Segment Start: INPUT
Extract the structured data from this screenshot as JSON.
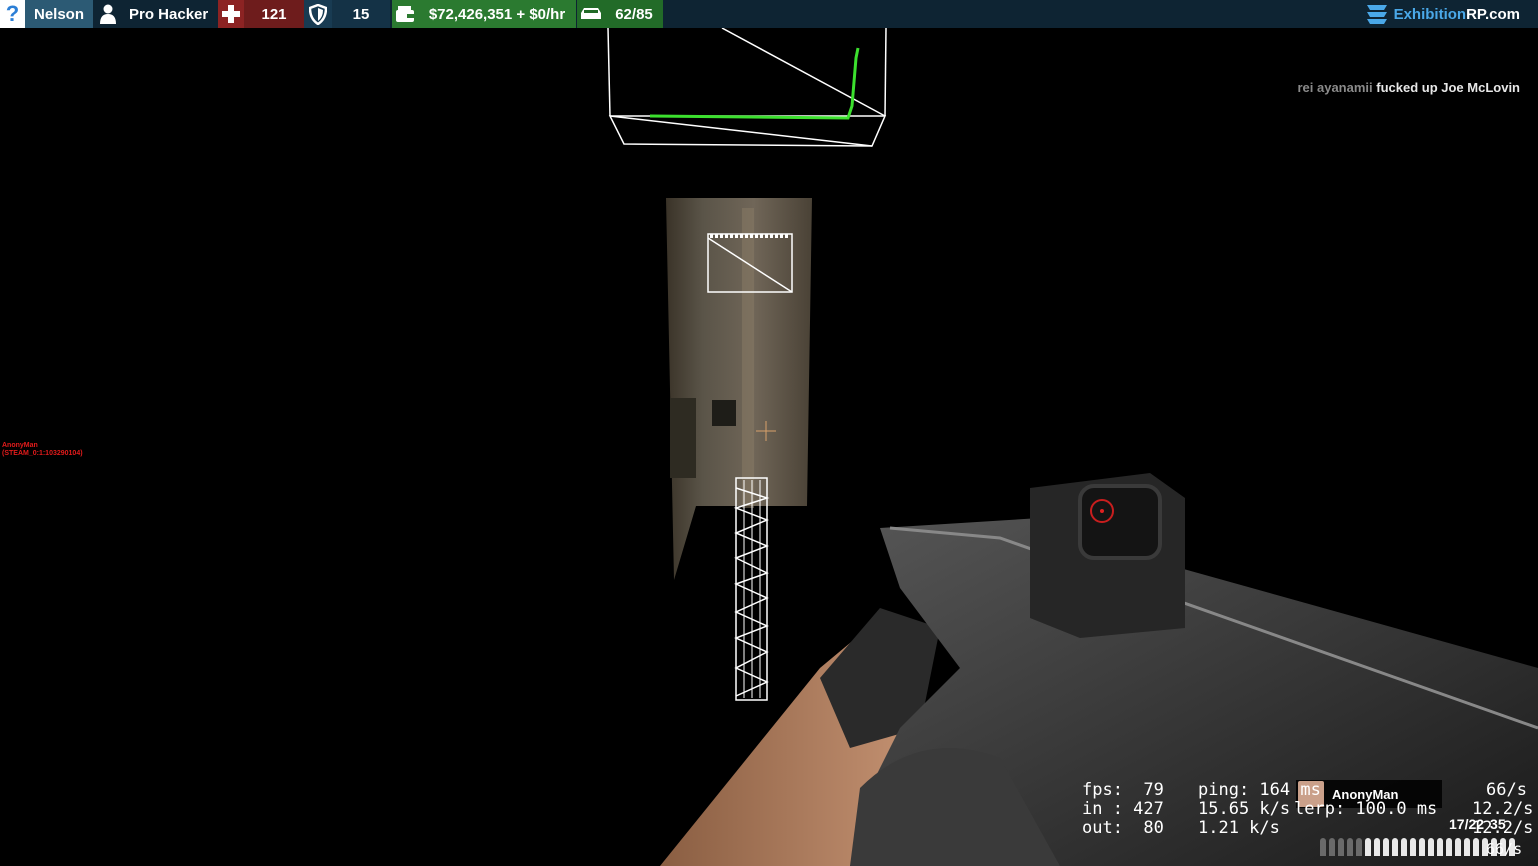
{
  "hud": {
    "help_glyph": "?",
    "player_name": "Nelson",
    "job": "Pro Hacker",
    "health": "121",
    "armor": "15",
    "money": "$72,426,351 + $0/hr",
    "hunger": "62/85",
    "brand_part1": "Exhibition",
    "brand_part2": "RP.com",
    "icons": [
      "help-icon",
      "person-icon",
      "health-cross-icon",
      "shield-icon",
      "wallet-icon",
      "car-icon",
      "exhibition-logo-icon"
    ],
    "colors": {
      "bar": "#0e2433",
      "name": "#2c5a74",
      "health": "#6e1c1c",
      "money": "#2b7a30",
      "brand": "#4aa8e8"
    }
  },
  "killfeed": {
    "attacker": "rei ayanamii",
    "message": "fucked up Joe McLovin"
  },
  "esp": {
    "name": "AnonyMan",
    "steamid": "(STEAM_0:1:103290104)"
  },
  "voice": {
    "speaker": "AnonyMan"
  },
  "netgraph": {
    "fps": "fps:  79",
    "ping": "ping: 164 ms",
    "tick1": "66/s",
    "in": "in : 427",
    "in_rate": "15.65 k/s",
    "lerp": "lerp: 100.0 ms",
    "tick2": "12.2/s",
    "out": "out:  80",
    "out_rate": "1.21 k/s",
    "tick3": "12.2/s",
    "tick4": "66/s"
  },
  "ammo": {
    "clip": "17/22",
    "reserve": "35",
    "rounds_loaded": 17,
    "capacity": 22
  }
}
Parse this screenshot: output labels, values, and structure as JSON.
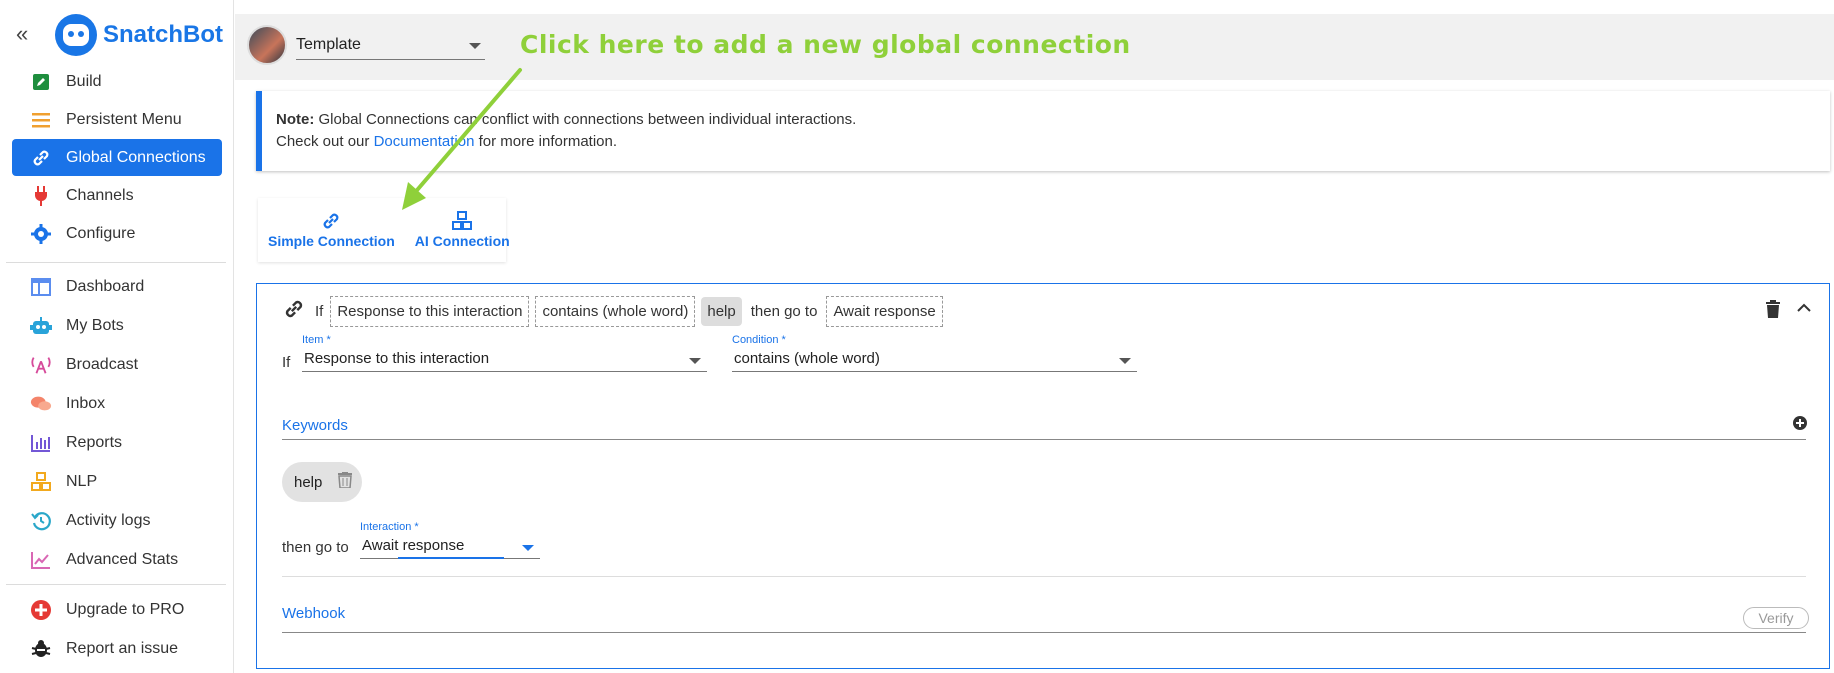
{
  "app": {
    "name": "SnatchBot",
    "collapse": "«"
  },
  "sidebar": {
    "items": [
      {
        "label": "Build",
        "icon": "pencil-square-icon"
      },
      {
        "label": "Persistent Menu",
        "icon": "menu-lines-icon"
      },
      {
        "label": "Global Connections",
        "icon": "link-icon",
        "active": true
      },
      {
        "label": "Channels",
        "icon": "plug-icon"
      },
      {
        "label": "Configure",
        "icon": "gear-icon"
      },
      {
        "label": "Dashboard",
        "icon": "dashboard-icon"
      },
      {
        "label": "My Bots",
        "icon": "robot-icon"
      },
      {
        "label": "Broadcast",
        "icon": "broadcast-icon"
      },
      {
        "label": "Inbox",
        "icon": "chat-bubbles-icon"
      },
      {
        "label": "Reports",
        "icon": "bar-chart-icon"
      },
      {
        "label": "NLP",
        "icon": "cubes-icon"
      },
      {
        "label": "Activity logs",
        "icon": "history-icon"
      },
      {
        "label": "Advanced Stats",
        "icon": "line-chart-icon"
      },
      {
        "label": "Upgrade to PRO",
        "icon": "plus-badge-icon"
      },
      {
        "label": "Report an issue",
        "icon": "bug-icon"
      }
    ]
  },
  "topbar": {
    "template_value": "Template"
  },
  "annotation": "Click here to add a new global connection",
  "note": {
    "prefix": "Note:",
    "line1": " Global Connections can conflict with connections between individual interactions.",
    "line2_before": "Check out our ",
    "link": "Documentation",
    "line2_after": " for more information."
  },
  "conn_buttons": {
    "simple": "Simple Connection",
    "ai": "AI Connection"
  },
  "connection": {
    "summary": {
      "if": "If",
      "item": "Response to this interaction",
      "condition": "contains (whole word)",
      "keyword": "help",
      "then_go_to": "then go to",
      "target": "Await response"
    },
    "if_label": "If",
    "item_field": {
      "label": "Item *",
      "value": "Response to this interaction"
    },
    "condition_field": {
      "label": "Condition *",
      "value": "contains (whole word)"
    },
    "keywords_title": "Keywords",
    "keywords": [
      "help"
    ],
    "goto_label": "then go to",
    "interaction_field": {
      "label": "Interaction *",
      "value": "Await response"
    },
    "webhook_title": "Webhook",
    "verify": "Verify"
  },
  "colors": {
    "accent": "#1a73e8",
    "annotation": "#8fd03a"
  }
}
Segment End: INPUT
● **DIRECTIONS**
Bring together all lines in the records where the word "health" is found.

● **TASK RESULT**
    "health": "121",
      "health-cross-icon",
      "health": "#6e1c1c",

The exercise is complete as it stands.